** Opening THE DATA block **

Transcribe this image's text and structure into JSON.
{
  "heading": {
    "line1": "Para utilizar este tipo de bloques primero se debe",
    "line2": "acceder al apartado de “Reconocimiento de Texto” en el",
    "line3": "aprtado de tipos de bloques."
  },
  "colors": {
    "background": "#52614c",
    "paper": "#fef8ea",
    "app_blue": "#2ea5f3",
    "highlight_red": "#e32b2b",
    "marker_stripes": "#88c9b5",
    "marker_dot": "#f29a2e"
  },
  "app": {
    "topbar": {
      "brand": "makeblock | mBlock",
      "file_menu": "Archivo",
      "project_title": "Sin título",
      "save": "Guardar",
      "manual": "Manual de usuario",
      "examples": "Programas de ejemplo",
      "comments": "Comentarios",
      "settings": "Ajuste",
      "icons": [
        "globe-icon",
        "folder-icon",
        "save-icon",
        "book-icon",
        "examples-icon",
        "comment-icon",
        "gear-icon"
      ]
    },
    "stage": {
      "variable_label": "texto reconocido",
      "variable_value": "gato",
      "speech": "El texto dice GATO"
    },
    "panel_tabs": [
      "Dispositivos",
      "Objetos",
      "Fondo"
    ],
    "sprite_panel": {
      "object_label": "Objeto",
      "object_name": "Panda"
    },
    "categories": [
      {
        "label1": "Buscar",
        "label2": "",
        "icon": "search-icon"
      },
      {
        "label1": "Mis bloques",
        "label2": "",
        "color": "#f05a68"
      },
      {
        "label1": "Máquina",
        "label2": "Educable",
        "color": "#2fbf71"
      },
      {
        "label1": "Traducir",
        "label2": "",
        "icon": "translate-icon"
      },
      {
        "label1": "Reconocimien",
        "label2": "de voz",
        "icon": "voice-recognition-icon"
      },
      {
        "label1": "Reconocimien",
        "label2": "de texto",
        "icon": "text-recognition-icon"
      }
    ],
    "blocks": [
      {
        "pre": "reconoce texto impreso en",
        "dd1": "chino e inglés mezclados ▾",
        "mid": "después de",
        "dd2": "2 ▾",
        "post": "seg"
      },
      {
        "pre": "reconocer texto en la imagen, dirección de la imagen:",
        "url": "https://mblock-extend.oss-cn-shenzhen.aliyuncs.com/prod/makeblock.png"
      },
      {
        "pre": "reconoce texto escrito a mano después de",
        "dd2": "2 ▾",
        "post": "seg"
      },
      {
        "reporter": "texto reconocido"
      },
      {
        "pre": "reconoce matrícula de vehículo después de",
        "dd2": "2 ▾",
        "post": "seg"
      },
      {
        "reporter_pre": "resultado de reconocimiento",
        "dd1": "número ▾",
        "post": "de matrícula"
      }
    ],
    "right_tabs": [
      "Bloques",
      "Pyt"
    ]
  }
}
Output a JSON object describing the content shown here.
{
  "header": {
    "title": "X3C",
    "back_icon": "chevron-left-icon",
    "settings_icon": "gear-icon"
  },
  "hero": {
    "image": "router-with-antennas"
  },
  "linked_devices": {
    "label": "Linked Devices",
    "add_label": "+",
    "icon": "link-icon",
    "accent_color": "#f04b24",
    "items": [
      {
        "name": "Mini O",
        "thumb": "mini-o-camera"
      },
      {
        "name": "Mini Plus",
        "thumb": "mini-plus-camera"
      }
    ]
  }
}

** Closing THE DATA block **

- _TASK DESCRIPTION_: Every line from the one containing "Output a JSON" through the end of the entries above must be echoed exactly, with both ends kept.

- _WRITTEN REPLY_:
Output a JSON object describing the content shown here.
{
  "header": {
    "title": "X3C",
    "back_icon": "chevron-left-icon",
    "settings_icon": "gear-icon"
  },
  "hero": {
    "image": "router-with-antennas"
  },
  "linked_devices": {
    "label": "Linked Devices",
    "add_label": "+",
    "icon": "link-icon",
    "accent_color": "#f04b24",
    "items": [
      {
        "name": "Mini O",
        "thumb": "mini-o-camera"
      },
      {
        "name": "Mini Plus",
        "thumb": "mini-plus-camera"
      }
    ]
  }
}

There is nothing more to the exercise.